Every entry in the listing below has to be given again exactly.

☆ ☆ ☆ ☆

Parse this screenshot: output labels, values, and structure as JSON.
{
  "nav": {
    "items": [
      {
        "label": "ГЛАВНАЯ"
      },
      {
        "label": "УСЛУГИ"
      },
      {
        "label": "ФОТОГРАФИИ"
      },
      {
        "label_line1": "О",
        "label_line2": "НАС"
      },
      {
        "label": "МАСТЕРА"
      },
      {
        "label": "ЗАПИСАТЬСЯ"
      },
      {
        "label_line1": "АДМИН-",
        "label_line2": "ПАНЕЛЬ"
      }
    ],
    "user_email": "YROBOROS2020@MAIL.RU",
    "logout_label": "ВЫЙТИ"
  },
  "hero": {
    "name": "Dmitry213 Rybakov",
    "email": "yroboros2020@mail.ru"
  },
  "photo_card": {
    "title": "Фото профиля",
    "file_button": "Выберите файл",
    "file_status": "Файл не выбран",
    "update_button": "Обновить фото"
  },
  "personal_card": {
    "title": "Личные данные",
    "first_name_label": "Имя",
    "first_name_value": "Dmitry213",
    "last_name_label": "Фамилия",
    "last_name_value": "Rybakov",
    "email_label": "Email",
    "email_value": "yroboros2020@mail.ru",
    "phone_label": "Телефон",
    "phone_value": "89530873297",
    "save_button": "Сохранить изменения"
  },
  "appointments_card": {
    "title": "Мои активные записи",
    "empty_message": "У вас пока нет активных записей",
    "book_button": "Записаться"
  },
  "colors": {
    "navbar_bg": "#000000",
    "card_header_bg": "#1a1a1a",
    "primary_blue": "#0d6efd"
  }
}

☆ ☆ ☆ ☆

### EXPECTED ANSWER:
Parse this screenshot: output labels, values, and structure as JSON.
{
  "nav": {
    "items": [
      {
        "label": "ГЛАВНАЯ"
      },
      {
        "label": "УСЛУГИ"
      },
      {
        "label": "ФОТОГРАФИИ"
      },
      {
        "label_line1": "О",
        "label_line2": "НАС"
      },
      {
        "label": "МАСТЕРА"
      },
      {
        "label": "ЗАПИСАТЬСЯ"
      },
      {
        "label_line1": "АДМИН-",
        "label_line2": "ПАНЕЛЬ"
      }
    ],
    "user_email": "YROBOROS2020@MAIL.RU",
    "logout_label": "ВЫЙТИ"
  },
  "hero": {
    "name": "Dmitry213 Rybakov",
    "email": "yroboros2020@mail.ru"
  },
  "photo_card": {
    "title": "Фото профиля",
    "file_button": "Выберите файл",
    "file_status": "Файл не выбран",
    "update_button": "Обновить фото"
  },
  "personal_card": {
    "title": "Личные данные",
    "first_name_label": "Имя",
    "first_name_value": "Dmitry213",
    "last_name_label": "Фамилия",
    "last_name_value": "Rybakov",
    "email_label": "Email",
    "email_value": "yroboros2020@mail.ru",
    "phone_label": "Телефон",
    "phone_value": "89530873297",
    "save_button": "Сохранить изменения"
  },
  "appointments_card": {
    "title": "Мои активные записи",
    "empty_message": "У вас пока нет активных записей",
    "book_button": "Записаться"
  },
  "colors": {
    "navbar_bg": "#000000",
    "card_header_bg": "#1a1a1a",
    "primary_blue": "#0d6efd"
  }
}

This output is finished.